FangJiasong Fang, Ph.D.

Professor of Chemistry

Office: Hawaii Loa Campus, AC 250
Phone: (808) 236-3555


CHEM 2050 General Chemistry I
CHEM 2051 General Chemistry Lab
CHEM 2053 General Chemistry Lab
BIOL 2050 General Biology
MARS 4060/6060 Geological Oceanography
GEOL 3020 Hydrogeology
MARS 6910 Applications of Gas Chromatography-Mass Spectrometry
MARS 6910 Applications of Isotopes in Ecology, Biogeochemistry, and Marine Science


Post-doctoral fellowship, Microbiology, Miami University
Ph.D., Oceanography, Texas A&M University
M.S., Geology and Geophysics, Louisiana State University
B.S., Petroleum Geology and Exploration, Yangtze University


Research Excellence Award, 2003, National Aeronautics and Space Administration, American Society for Engineering Education and the Universities Space Research Association.

Professional Interests:

Organic geochemistry, biogeochemistry, environmental chemistry and microbiology, chemical oceanography, geomicrobiology and biogeochemistry of deep-sea piezophilic bacteria.

Personal Interests/Biography:


Teaching Interests: 

Dr. Fang’s teaching emphasizes: (1) innovation in course contents and curriculum development; and (2) academic stimulation through problem-solving and critical thinking.

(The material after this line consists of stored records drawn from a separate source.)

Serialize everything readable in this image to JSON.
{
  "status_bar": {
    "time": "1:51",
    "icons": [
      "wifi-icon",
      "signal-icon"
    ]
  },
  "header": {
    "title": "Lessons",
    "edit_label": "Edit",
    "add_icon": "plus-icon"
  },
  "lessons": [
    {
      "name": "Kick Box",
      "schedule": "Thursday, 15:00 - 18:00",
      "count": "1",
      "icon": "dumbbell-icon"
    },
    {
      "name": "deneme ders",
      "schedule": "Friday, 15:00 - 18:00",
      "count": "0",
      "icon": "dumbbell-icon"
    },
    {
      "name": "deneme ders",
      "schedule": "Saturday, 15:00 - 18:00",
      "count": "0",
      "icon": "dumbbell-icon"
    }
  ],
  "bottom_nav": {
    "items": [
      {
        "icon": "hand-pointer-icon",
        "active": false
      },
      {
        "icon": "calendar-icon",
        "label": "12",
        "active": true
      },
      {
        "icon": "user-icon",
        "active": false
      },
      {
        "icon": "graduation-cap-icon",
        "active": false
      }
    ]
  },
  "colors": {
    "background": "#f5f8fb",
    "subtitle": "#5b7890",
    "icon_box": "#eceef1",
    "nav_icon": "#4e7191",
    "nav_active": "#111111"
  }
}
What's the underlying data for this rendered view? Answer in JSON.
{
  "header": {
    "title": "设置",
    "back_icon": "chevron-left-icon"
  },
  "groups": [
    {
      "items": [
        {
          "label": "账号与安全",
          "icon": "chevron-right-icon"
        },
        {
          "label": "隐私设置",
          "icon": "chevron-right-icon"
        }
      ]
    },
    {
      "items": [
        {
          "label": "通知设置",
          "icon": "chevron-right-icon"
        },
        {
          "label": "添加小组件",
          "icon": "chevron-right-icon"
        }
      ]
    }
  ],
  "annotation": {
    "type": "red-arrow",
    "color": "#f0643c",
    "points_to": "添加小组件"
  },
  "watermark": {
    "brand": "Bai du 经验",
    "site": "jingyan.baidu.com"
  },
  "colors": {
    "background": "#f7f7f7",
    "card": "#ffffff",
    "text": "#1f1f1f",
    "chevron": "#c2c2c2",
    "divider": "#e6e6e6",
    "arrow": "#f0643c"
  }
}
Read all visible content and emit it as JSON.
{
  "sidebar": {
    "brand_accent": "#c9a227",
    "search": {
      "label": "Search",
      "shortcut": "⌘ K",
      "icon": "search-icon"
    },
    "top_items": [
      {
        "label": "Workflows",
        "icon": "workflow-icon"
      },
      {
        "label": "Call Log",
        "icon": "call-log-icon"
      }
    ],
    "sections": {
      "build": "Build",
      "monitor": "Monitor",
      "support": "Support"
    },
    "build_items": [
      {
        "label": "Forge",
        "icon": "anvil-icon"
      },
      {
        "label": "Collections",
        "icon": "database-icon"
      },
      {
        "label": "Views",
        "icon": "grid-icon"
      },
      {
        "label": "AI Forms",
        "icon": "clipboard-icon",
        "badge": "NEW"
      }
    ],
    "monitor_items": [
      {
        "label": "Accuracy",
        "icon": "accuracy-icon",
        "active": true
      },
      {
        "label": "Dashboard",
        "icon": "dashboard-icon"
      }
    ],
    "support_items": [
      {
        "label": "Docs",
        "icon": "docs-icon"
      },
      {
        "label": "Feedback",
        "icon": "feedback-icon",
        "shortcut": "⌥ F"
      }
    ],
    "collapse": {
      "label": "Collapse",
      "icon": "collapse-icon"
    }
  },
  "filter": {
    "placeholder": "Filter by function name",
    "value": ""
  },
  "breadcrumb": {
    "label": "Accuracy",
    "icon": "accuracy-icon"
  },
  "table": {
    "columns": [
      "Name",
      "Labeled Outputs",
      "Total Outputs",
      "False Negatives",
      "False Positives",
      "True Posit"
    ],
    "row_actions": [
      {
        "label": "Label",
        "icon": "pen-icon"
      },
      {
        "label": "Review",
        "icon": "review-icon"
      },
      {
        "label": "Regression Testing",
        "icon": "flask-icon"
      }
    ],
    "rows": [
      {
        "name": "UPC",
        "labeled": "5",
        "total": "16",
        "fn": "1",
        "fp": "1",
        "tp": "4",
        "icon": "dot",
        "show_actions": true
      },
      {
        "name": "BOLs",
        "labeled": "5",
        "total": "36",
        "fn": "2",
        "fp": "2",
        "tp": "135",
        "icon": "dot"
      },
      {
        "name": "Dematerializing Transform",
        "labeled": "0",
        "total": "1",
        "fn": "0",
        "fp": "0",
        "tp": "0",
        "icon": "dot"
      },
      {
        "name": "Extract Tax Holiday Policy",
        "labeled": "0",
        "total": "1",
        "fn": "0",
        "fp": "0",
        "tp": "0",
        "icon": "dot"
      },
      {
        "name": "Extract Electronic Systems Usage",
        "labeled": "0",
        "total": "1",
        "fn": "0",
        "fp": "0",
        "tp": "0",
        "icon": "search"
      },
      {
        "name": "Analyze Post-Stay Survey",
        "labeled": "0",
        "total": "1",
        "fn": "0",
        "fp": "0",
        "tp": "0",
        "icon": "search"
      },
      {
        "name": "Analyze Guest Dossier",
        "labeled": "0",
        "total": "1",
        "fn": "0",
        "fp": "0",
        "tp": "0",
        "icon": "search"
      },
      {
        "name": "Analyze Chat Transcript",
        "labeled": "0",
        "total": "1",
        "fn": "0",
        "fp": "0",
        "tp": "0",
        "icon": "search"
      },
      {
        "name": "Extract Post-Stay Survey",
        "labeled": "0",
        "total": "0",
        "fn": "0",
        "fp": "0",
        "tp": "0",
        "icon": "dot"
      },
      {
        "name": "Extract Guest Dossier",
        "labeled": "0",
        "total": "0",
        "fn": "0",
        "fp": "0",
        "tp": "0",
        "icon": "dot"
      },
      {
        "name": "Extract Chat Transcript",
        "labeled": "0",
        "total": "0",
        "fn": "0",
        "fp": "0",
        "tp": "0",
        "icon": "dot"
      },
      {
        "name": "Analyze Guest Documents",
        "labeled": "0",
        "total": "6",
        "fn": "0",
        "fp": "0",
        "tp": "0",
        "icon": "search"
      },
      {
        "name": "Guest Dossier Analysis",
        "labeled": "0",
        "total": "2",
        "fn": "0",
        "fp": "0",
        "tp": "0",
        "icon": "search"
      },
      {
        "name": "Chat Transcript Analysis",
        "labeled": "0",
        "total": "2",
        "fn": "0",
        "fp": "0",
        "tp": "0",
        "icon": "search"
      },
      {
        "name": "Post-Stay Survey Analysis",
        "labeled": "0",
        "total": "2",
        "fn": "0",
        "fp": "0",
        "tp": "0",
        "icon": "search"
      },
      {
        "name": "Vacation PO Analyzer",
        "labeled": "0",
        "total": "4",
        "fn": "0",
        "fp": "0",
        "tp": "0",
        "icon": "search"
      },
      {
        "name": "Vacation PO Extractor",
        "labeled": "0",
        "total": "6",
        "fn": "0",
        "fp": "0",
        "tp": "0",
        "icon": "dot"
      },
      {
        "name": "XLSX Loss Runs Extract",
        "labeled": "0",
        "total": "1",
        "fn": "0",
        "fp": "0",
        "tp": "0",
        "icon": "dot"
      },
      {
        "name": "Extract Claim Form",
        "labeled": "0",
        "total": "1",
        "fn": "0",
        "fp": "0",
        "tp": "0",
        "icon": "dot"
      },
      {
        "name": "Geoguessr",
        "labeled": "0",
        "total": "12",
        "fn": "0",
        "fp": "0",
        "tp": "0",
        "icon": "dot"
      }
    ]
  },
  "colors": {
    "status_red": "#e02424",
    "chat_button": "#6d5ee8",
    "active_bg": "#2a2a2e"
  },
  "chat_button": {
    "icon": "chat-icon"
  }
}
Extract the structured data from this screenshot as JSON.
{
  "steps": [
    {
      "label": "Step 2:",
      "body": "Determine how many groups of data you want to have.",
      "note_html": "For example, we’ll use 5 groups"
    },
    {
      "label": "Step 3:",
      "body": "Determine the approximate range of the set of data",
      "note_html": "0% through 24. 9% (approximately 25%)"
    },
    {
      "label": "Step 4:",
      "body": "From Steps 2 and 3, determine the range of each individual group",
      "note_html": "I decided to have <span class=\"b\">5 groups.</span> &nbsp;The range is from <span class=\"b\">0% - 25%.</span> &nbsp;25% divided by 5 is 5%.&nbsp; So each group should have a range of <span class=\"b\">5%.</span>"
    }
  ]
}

He teaches courses in general chemistry, hydrogeology, oceanography, and special topics related to students’ research.

Research Interests: 

Dr. Fang integrates research, teaching, student advising and professional and community services in his scholarship. His research is interdisciplinary and includes both laboratory and field studies that integrate earth science and microbiological science to generate both fundamental and applied results in biogeochemistry, geomicrobiology, and marine science. His current research is focusing on the following three areas: (1) coastal wetland ecosystem changes resulted from climate change and human land use; (2) lipid biochemistry and carbon and hydrogen isotope biogeochemistry of deep-sea piezophilic bacteria; and (3) the role of deep-sea piezophilic bacteria in the global ocean carbon cycle.